Ernest Cook

Rank:                         Private

Service No:                CH/9181

Date of Death:           06/02/1915

Age:                           37

Regiment/Service:     Royal Marine Light Infantry

Cemetery                    Sheerness Cemetery, Isle of Sheppey, Kent.

 

Ernest was born on 12th December 1877 in Derby. His parents were William Henry Cook (1840-1916), a soldier, and Margaret Davis (1851-1894). Ernest had nine siblings: Annie (b.1869), William George (1870–1884), Marion (b.1873), Rose Adelaide (1875-1934), Edith Kate (1879–1882), Alice Maud (b.1882), William (b.1884), Katharine Lilian (b.1887) and John Clifford (1891–1970).

At the time of the 1881 Census, the family were living in Kirkby-in-Ashfield, Nottinghamshire. William's occupation is listed as, ‘fireman and brazier’. The entry also states that Annie had been born in India, from which it would seem that he had previously served in the army. From 1884 onwards, the family lived in Islington, London.

At the time of the 1891 Census, Ernest, aged 13, was living with the family of a hairdresser at 21 York Road in the parish of St Pancras, Euston, London and employed as a hairdresser's assistant.

Ernest enlisted in the Navy on 19th August 1896. He served in the Royal Marine Light Infantry.
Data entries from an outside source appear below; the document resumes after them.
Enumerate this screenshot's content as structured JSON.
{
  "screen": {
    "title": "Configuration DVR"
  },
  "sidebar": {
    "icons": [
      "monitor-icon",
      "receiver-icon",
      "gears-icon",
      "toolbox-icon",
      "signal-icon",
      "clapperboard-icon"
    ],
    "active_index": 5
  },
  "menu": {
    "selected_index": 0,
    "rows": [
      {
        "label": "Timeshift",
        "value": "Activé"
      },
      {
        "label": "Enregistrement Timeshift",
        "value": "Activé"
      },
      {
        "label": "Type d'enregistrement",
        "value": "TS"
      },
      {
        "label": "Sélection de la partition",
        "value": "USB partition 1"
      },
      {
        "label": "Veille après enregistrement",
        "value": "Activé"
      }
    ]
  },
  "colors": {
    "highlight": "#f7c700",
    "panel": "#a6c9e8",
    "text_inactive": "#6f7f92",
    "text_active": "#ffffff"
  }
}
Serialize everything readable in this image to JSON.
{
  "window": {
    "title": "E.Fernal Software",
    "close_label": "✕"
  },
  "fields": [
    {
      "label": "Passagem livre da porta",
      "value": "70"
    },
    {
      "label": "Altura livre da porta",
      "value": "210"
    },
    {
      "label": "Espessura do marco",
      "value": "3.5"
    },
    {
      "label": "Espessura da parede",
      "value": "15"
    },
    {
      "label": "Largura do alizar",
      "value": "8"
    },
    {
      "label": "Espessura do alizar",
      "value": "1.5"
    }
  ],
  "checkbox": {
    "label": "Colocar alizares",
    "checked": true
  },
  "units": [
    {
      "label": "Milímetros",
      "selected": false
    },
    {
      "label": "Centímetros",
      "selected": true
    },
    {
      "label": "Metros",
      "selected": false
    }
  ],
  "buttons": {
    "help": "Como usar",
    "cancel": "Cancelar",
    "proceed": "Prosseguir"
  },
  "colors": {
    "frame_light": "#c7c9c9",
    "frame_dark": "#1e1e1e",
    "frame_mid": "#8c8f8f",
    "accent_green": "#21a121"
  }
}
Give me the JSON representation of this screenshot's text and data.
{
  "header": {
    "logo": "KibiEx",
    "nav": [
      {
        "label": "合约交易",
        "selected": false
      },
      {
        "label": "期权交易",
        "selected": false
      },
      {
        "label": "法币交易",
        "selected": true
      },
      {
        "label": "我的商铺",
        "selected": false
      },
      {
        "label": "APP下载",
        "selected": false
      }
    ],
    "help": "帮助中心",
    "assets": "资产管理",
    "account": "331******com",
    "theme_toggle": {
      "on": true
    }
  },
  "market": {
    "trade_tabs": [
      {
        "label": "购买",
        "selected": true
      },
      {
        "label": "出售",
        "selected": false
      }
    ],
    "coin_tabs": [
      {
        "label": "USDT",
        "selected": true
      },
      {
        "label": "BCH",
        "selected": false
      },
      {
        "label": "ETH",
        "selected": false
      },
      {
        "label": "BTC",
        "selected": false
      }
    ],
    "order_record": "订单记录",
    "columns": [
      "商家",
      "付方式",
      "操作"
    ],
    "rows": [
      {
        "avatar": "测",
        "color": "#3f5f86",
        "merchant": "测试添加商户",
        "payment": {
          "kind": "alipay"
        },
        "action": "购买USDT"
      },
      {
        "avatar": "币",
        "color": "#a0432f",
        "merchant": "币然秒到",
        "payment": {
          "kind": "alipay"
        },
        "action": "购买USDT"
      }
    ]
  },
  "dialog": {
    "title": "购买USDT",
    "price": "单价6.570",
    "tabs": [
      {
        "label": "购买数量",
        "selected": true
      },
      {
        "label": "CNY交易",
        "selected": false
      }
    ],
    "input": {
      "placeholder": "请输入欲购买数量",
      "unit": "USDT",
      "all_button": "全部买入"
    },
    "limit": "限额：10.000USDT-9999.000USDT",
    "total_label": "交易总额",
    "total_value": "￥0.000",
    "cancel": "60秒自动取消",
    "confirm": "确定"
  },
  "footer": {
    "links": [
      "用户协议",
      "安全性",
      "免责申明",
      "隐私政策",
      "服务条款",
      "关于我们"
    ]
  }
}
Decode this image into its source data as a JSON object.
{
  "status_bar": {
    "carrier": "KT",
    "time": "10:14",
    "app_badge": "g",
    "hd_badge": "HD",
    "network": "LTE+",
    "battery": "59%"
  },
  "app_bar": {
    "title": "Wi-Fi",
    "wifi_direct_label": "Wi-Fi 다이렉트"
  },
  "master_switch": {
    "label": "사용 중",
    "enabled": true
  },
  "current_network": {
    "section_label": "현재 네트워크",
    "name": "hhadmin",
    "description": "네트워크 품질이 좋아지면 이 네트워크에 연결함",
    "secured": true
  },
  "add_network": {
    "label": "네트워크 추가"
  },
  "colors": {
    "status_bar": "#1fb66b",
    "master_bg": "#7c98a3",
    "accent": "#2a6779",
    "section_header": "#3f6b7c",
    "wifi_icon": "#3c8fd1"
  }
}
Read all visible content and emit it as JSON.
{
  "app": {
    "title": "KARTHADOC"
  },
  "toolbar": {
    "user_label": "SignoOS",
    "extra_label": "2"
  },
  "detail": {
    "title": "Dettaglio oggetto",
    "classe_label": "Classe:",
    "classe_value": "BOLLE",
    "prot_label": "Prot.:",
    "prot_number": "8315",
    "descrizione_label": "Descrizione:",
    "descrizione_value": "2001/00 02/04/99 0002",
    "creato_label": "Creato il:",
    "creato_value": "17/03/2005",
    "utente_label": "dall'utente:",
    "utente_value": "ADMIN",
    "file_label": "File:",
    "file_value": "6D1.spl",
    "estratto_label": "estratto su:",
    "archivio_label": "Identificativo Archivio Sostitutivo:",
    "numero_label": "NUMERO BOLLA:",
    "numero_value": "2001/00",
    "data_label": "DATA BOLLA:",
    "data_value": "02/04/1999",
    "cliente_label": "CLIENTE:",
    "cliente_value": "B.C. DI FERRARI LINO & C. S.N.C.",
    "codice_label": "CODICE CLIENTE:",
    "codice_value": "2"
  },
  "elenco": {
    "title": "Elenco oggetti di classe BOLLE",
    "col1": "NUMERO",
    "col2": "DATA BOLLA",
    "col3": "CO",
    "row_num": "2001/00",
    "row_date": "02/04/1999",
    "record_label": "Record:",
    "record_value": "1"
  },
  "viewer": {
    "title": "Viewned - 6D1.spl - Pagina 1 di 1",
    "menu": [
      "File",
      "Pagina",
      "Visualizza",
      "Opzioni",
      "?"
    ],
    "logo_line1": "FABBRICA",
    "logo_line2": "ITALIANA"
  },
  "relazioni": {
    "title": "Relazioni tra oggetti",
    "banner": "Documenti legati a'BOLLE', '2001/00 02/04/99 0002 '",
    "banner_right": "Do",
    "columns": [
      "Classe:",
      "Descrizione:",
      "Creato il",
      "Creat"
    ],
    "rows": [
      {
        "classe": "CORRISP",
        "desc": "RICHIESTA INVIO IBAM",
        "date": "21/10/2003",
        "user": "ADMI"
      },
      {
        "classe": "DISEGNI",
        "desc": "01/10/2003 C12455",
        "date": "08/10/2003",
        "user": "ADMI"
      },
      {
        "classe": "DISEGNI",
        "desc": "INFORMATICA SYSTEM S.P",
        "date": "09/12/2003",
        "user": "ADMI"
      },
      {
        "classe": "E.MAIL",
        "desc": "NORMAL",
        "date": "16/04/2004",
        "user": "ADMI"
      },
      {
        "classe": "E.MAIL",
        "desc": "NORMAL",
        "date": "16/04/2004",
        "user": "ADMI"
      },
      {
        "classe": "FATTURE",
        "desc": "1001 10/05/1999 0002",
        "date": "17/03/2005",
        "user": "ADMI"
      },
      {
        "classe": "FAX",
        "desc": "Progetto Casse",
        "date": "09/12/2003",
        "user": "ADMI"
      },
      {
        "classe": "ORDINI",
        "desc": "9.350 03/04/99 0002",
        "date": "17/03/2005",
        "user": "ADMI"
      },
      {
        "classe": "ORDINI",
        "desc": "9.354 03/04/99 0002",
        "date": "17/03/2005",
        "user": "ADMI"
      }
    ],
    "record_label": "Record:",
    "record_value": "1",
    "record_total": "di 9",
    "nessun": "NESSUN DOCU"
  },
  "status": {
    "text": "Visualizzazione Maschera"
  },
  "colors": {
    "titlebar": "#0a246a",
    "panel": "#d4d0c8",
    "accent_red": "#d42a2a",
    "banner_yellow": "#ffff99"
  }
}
At the time of the 1901 Census, he was based at Malta as a member of the crew of HMS Renown, a pre-dreadnought battleship of the Centurion class.

On 28th May 1906, Ernest married Edith Blanche Neve (1881-1910) at St James the Less, Bethnal Green, London. The marriage register lists their address as 210, Old Ford Road, Bethnal Green and Ernest’s occupation as ‘mariner’.

At the time of the 1911 Census, he was based in China and the East Indies as one of 63 Royal Marine Light Infantry who were on board HMS Berwick, one of ten armoured cruisers of the Monmouth Class. His marital status is recorded as ‘widower’. Sometime between April 1911 and the outbreak of war in 1914 he retired from the service as subsequent naval records indicate he was in receipt of a naval pension.

At the time of his death, H.M.S. Wildfire was a shore establishment at Sheerness. It would appear that Ernest was killed through being knocked down in Sheerness Dockyard by an engine engaged in shunting.

The March 1915 edition of the St Luke’s Finchley Monthly Magazine notes his death, saying that he was ‘killed by accident in Sheerness dockyard. He was called out with the reservists in August and lived with a married sister in 9, Lichfield Grove’. His estate was worth just £48, which he left to his sister, Mrs Rose Adelaide Munday, who was married to a police constable.

Some records add an 'e' at the end of Ernest's surname and others do not, but we believe the information set out here is correct.